Women have come a long way in the workplace, but discrimination is still happening at an unacceptable level. Fortunately, some women are pushing back. For example, a lawsuit was recently filed against the Orange County Fire Authority by its first female helicopter fire pilot over claims of gender discrimination. The suit was filed by Orange County resident, Desiree Horton. According to her, even though she was the first woman to hold the position, she claims she was “set up to fail” and added, “I want my job back. Let me fly.”
Horton was the first female fire helicopter pilot employed by a government agency in California. She has 31 years of experience and 9,000 flight hours. Earlier in her career, she piloted AIR7 HD for Eyewitness News.
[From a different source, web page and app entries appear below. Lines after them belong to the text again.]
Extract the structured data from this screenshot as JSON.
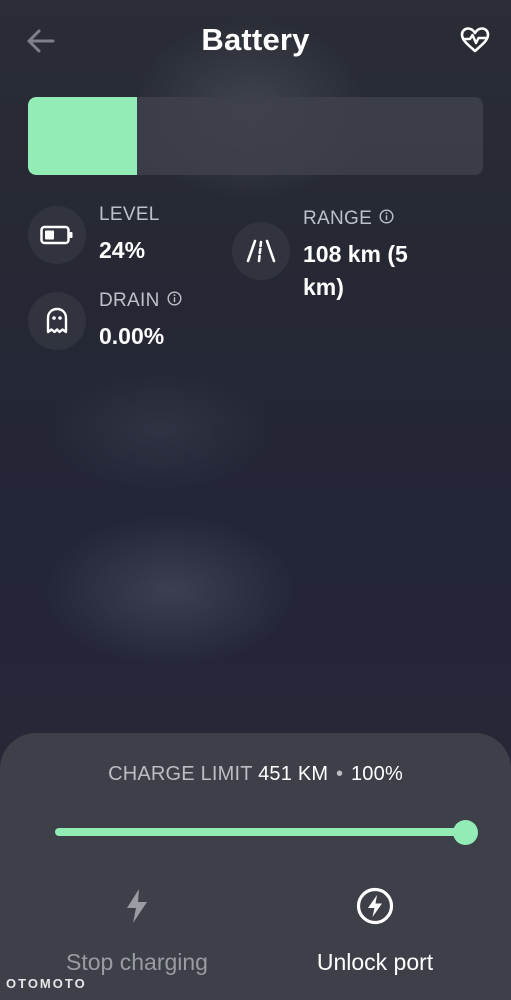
{
  "header": {
    "title": "Battery",
    "back_icon": "arrow-left-icon",
    "health_icon": "heart-pulse-icon"
  },
  "battery": {
    "level_percent": 24,
    "fill_color": "#93ebb5"
  },
  "stats": {
    "level": {
      "label": "LEVEL",
      "value": "24%",
      "icon": "battery-icon"
    },
    "range": {
      "label": "RANGE",
      "value": "108 km (5 km)",
      "icon": "road-icon",
      "info_icon": "info-icon"
    },
    "drain": {
      "label": "DRAIN",
      "value": "0.00%",
      "icon": "ghost-icon",
      "info_icon": "info-icon"
    }
  },
  "charge": {
    "limit_label": "CHARGE LIMIT",
    "limit_km": "451 KM",
    "separator": "•",
    "limit_percent": "100%",
    "slider_percent": 100
  },
  "actions": {
    "stop_label": "Stop charging",
    "stop_icon": "bolt-icon",
    "unlock_label": "Unlock port",
    "unlock_icon": "charge-port-icon"
  },
  "watermark": "OTOMOTO",
  "colors": {
    "accent": "#93ebb5",
    "background": "#272a38",
    "panel": "#3d4049",
    "muted_text": "#bfc1c8"
  }
}
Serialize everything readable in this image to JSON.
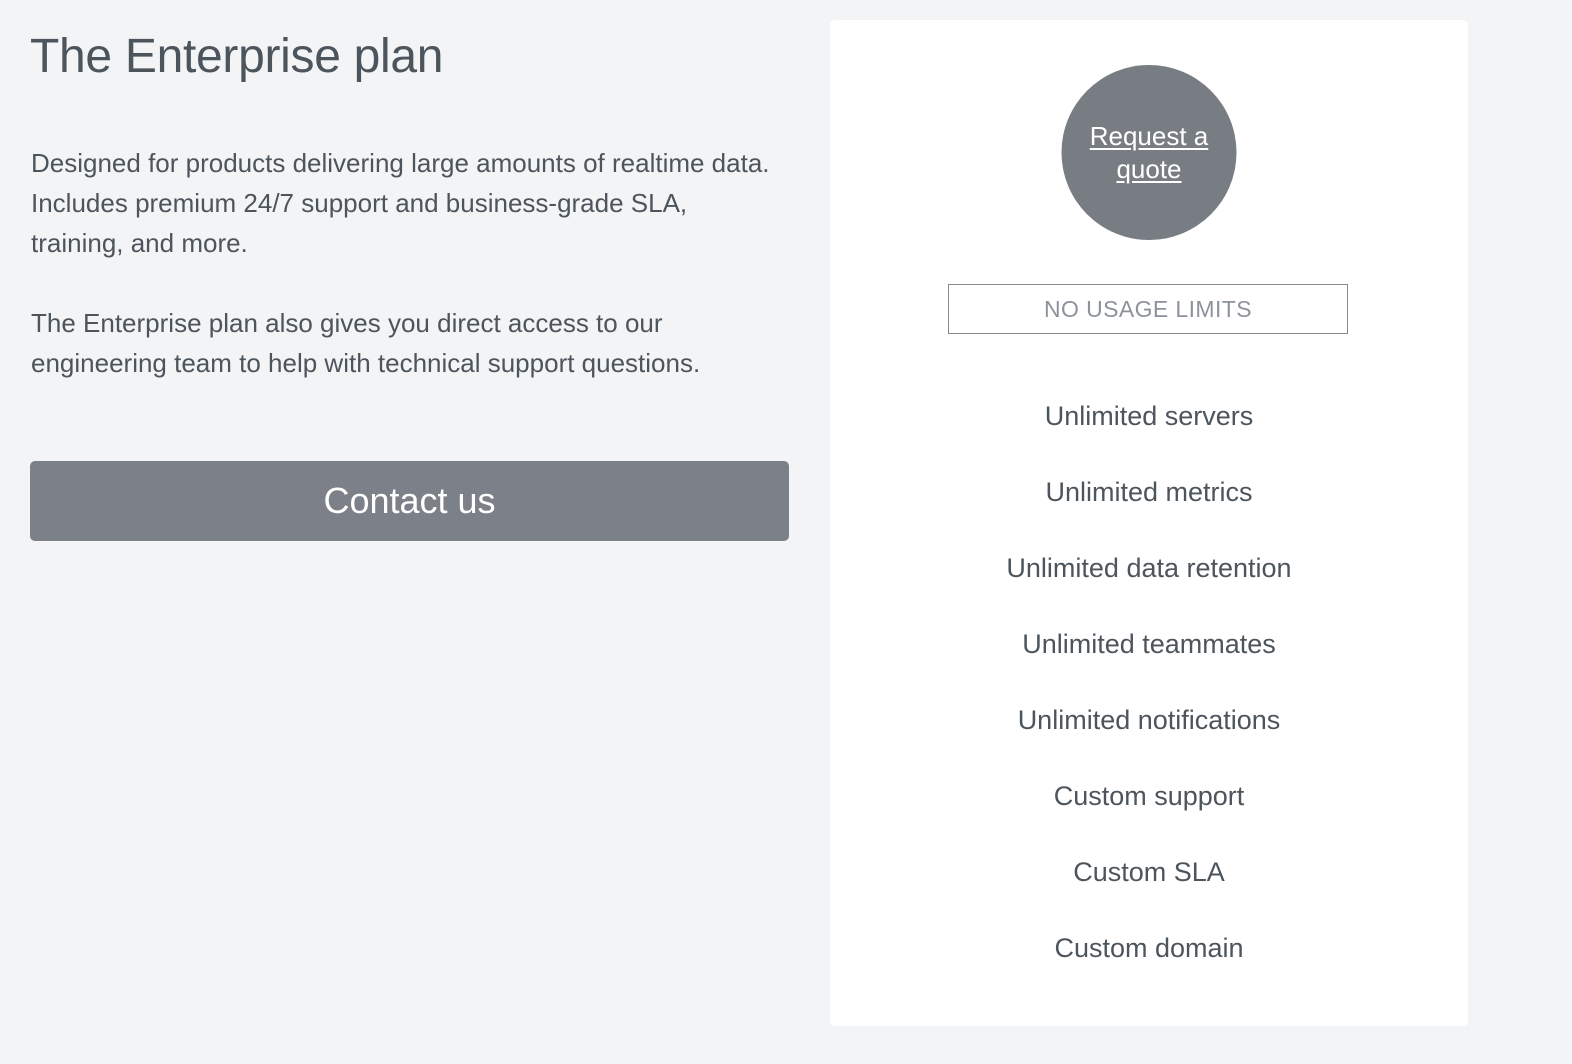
{
  "theme": {
    "page_background": "#f3f4f6",
    "card_background": "#ffffff",
    "accent_gray": "#7c8088",
    "circle_gray": "#787c83",
    "text_color": "#4d555c",
    "muted_text_color": "#8d939b",
    "border_color": "#858a92"
  },
  "plan": {
    "title": "The Enterprise plan",
    "paragraphs": [
      "Designed for products delivering large amounts of realtime data. Includes premium 24/7 support and business-grade SLA, training, and more.",
      "The Enterprise plan also gives you direct access to our engineering team to help with technical support questions."
    ],
    "cta_label": "Contact us"
  },
  "card": {
    "quote_badge": {
      "line1": "Request",
      "line2": "a quote",
      "label": "Request a quote"
    },
    "usage_label": "NO USAGE LIMITS",
    "features": [
      "Unlimited servers",
      "Unlimited metrics",
      "Unlimited data retention",
      "Unlimited teammates",
      "Unlimited notifications",
      "Custom support",
      "Custom SLA",
      "Custom domain"
    ]
  }
}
Regardless of that experience, though, OCFA “fired her for what they called substandard performance.” She said, “I was set up to fail, and I was never given the opportunity to succeed…It was clear to me that women weren’t wanted at OCFA.” As a result, she is suing for gender discrimination.
According to the suit, in 2019, OCFA air operations “unfairly evaluated her without proper training that her male colleagues received, and wrongly fired her before the end of her one-year probation period.” When commenting on the matter, Alreen Haeggquist said:
“Not only did she leave Cal Fire to come work for the OCFA, who didn’t give her a chance to succeed, it was now claiming she wasn’t able to adequately perform a job she had been doing for 30 years.”
Horton notes in her suit that “she has more flight experience than any of the male fire pilots at the OCFA.” The suit further states she was “made to feel as though she was incompetent all because Ms. Horton was a woman in a place believed to be a man’s world.” Haeggquist added, “fires don’t discriminate, neither should the OCFA.”
Capt. Lauren Andrade, another female employee with the OCFA, said she’s seen discrimination firsthand in the agency. She added:
“Seventeen of our fire stations currently don’t have women’s restrooms or shower facilities to accommodate a dual-gender workforce for women to actually shower while they’re on duty.”
“I want the OCFA I go back to, to be a changed department, one in which women and underrepresented groups are given the fair shake we deserve.”